EXERCISE
Pick out the lines in the listing below that contain the word "Annual" and copy them.

EXTRACTED INFORMATION
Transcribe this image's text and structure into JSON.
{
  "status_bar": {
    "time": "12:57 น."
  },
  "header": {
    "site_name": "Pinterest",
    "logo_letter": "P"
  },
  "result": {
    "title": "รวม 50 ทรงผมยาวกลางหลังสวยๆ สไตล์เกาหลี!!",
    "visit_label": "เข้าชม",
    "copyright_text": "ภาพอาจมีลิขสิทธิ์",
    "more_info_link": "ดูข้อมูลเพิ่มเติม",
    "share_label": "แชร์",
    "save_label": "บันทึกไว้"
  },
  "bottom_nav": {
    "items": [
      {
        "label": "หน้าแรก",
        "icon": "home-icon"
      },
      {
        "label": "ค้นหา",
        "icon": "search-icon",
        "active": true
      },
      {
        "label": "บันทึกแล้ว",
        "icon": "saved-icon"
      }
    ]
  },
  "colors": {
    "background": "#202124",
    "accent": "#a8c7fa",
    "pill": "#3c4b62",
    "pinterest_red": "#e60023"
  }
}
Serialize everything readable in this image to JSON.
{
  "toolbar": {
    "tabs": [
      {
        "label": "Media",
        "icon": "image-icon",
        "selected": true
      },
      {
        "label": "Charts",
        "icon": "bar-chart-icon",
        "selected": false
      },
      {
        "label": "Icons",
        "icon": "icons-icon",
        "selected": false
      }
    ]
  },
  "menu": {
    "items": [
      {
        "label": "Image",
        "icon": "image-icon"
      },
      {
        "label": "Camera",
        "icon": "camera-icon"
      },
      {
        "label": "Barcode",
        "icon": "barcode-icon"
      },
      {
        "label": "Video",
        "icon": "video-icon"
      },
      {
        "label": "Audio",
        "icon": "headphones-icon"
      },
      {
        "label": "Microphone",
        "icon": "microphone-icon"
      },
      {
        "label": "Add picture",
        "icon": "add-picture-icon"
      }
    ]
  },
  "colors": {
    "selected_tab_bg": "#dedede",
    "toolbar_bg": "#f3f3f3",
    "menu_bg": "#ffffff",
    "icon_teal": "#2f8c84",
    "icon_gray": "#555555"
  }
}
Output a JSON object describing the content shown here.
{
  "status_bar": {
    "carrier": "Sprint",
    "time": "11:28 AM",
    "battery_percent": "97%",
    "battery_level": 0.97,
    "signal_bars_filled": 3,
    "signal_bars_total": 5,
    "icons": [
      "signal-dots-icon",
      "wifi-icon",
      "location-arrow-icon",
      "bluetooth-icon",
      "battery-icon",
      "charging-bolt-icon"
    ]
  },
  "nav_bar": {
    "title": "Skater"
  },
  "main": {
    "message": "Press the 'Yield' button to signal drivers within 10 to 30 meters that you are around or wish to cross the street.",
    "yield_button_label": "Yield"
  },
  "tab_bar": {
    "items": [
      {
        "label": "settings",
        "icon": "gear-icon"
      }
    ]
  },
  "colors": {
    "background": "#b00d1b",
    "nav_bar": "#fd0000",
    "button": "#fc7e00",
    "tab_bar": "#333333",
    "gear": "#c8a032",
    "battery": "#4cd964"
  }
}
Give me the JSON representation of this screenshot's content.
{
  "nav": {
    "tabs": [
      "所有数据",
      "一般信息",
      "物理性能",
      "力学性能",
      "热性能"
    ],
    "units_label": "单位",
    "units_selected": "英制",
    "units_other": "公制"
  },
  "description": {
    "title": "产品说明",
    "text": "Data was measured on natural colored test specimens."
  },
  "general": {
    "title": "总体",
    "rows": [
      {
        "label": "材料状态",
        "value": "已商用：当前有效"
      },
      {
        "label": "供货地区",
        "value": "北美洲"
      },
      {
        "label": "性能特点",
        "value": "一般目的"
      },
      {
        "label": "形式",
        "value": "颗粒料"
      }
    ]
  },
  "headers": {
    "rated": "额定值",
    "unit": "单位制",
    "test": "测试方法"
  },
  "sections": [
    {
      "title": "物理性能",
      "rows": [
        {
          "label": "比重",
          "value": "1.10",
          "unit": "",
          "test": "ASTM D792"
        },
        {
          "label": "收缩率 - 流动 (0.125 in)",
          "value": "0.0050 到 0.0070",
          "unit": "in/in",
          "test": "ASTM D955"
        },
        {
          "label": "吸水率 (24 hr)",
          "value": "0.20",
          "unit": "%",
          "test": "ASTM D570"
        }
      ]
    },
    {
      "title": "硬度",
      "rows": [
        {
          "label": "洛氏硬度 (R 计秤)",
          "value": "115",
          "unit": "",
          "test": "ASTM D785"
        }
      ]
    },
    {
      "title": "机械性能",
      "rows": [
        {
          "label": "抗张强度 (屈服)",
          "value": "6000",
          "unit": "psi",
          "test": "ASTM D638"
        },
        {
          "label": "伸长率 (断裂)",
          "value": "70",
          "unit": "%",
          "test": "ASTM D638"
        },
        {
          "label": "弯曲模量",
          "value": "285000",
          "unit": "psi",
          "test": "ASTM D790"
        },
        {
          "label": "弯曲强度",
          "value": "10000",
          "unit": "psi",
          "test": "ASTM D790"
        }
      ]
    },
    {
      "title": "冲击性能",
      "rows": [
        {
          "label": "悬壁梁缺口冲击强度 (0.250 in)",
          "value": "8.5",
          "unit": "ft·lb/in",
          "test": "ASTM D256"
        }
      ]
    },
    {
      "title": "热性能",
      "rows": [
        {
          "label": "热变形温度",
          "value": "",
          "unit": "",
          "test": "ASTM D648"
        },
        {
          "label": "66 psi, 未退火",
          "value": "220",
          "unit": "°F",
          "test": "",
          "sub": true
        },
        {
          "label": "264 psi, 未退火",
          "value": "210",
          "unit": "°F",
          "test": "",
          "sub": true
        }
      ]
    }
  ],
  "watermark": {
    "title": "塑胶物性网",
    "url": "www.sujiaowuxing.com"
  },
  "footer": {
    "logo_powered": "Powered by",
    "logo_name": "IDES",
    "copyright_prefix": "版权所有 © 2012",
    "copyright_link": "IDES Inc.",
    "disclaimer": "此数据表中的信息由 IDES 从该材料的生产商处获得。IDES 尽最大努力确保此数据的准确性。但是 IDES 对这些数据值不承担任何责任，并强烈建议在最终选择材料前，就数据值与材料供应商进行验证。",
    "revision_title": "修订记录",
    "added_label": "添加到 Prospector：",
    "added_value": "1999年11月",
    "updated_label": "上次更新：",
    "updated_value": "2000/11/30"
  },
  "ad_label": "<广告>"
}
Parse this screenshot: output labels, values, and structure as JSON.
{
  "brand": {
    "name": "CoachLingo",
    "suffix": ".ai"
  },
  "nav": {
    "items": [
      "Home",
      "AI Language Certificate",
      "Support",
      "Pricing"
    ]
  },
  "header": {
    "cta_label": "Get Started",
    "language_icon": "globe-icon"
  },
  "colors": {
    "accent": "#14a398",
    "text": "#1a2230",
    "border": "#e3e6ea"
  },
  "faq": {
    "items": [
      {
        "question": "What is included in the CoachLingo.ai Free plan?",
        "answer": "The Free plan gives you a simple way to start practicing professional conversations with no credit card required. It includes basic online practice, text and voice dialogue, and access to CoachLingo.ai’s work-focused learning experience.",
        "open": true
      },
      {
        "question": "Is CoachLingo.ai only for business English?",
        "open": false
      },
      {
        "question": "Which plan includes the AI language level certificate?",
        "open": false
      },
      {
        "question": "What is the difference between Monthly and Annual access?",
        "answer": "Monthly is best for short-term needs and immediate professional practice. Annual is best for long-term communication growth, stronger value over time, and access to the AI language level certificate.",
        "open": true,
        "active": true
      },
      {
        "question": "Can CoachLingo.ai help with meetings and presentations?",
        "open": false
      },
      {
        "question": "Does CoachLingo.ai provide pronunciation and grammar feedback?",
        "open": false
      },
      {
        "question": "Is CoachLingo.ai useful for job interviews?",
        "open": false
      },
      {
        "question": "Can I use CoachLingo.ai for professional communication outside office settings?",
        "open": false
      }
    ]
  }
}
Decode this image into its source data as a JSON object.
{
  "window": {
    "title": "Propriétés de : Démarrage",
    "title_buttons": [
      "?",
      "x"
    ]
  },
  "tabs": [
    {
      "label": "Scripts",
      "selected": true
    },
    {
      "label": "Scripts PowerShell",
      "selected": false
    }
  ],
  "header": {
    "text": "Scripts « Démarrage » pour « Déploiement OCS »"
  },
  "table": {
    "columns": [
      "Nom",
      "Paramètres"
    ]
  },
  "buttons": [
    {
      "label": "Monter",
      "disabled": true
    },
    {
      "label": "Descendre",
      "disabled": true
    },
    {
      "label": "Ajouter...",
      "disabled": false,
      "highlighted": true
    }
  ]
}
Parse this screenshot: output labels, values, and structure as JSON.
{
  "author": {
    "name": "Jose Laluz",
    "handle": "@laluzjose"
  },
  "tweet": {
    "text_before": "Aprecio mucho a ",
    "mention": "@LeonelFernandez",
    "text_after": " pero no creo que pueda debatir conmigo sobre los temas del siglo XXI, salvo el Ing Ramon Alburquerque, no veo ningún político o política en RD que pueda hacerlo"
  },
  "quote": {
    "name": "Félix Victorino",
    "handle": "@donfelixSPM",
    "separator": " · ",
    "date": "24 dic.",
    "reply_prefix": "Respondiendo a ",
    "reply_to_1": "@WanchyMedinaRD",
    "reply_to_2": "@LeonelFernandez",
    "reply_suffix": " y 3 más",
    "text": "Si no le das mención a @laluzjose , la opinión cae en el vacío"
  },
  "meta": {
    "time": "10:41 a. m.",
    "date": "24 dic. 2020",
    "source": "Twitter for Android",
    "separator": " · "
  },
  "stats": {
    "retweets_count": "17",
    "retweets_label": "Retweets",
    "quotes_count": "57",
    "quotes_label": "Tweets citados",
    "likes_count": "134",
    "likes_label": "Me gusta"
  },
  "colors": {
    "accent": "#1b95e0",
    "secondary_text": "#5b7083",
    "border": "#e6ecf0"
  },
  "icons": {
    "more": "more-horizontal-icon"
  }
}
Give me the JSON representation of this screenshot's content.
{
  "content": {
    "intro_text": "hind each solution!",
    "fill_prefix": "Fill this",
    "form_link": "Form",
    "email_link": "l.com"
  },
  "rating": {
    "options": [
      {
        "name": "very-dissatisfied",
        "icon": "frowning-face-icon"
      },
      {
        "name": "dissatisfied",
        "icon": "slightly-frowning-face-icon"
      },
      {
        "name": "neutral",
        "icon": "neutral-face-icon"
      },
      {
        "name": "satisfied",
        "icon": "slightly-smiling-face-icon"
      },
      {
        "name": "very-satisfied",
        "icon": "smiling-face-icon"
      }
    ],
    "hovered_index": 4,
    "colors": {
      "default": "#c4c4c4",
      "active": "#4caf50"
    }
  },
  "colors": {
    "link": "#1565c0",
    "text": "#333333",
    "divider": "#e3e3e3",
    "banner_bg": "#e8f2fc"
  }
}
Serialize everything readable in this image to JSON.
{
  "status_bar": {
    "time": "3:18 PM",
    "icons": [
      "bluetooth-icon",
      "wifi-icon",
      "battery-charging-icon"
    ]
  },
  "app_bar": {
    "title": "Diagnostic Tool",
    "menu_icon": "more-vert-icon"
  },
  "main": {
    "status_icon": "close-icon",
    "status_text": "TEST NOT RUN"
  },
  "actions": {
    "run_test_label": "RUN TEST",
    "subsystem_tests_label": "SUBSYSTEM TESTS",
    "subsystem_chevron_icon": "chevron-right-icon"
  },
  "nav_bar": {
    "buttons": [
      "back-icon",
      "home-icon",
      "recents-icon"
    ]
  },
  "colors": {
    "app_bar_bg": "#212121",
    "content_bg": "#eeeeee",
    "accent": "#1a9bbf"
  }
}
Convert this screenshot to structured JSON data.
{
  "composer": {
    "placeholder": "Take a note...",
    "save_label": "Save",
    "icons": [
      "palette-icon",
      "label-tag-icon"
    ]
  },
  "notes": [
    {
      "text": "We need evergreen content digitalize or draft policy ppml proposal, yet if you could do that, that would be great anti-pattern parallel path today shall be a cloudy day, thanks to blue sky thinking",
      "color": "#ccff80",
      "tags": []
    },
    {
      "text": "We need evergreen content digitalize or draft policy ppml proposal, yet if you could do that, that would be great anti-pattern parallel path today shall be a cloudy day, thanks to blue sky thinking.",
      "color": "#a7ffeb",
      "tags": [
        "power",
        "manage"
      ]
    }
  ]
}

EXPECTED ANSWER
        "question": "What is the difference between Monthly and Annual access?",
        "answer": "Monthly is best for short-term needs and immediate professional practice. Annual is best for long-term communication growth, stronger value over time, and access to the AI language level certificate.",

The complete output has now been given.